You can lower your electric bill substantially by unplugging anything that leaches energy. Unplug phone cords, lower unused freezers down to their lowest setting, turn off the porch light, turn off lights when not in use, turn off the LED lights on appliances. When making a new purchase, try to get one that is manual instead of one that plugs in. Use a clothes line instead of the dryer. Get some kerosene lamps for winter!
You can lower your gas bill substantially by investing in a wood stove. Not only will you be set if the power or furnace goes out, you will have the lovely ambiance of a stove that you can warm by or cook on while cutting your gas bill.
Good Savings Habits
Stay away from credit cards! Warning, money trap! 28% interest! You do not need them to raise your credit. You can still buy a house. And for everything else we are going to try not to take out loans and use cash, so the high credit score is moot anyway!
Use a cash based budget and you will save money. It is far too easy to use plastic money these days.
Put up $1000 for emergencies and then pay off debt.
Some money every month needs to go towards debt. The sooner we all get out of debt (we’ve made our fair amount of bad decisions and have a bit of debt), the sooner we regain our freedom and live better.
This one came from my son (who is, thankfully, much smarter than we are about money)- take half of what you have left over after paying bills and put it in savings. “Even if you have $25, put $12.50 in savings!” Andy told me. Smart kid.
Look where your money is going to. At the beginning of the month, before the lockdown was over, I had $400 extra to put towards my car payment in addition to the regular payment. Once the restaurants opened up again, there isn’t a cent of it left! What is your vice? Around here, a lot of people spend a lot of money on marijuana. Alcohol isn’t cheap. New cars aren’t cheap. In order to live a simpler, more peaceful lifestyle, we all have to figure out what can go. What we don’t need. What we no longer want to work towards.
How To Make Money to Homestead
Start your own business. Keep it simple. Keep it small. We used to do several farmer’s markets a week selling our herbal medicines. Before that I sold handmade puppets and throw pillows at craft fairs. In some places you can set up a roadside stand. Or do larger shows. Or advertise online. What do you do well? Can you teach it? Demonstrate it? Write about it? Sell it?
There is no shame in having a 9-5 job. My husband enjoys having a set paycheck. We have created a lifestyle that only requires one income.
“A penny saved, is a penny earned.” What can you do that you typically pay someone else or a company to do for you? Be your own grocery store! Grow some of your own food. Preserve your own food. Make some of your own clothes. Learn new skills. Have your own animals. Cook and bake from scratch instead of buying processed foods. Walk or ride your bike.

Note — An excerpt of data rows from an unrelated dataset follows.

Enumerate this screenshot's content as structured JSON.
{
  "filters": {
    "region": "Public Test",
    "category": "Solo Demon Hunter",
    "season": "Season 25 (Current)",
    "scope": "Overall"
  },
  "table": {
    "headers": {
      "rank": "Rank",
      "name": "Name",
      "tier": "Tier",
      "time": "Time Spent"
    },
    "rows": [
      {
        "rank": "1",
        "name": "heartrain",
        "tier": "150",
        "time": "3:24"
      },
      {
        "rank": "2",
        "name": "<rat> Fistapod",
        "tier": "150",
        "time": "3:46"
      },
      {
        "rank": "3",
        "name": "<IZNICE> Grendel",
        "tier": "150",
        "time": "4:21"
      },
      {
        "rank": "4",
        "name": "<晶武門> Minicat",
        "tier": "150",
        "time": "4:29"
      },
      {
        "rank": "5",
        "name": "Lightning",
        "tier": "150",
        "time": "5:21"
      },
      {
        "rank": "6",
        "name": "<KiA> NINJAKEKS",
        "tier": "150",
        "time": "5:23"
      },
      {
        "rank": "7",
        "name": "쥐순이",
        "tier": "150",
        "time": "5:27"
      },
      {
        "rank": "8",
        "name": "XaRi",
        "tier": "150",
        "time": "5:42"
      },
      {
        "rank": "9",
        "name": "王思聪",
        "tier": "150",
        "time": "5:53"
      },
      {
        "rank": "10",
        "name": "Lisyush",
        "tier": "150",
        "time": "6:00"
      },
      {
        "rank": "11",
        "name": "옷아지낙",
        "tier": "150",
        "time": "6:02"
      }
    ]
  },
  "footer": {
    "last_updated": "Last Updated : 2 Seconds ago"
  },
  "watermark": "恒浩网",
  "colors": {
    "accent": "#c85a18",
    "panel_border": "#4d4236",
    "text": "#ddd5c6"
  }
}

Living simply doesn’t mean suffering. If something means a great deal to you and you really enjoy it, then keep it in your life. If you fell for advertising on facebook and just bought cheap clothes from China, that was a money trap (and one less bag of chicken feed you could have bought).
There are plenty of free activities to keep you busy. Make a phone call to an old friend. Write a letter. Go hiking. Have people over for dinner. Utilize the library for books and movies. Play an instrument, paint, sew, weave, and spend time with people you love.
Be brave and really look at your money and how you can live simpler and live a homestead life. Do you need a big house and green lawn? Do you need all the electronics? Do you need a vacation to the Bahamas? Do you need the new Subaru?
Or would peace of mind and coffee on the porch suit you better?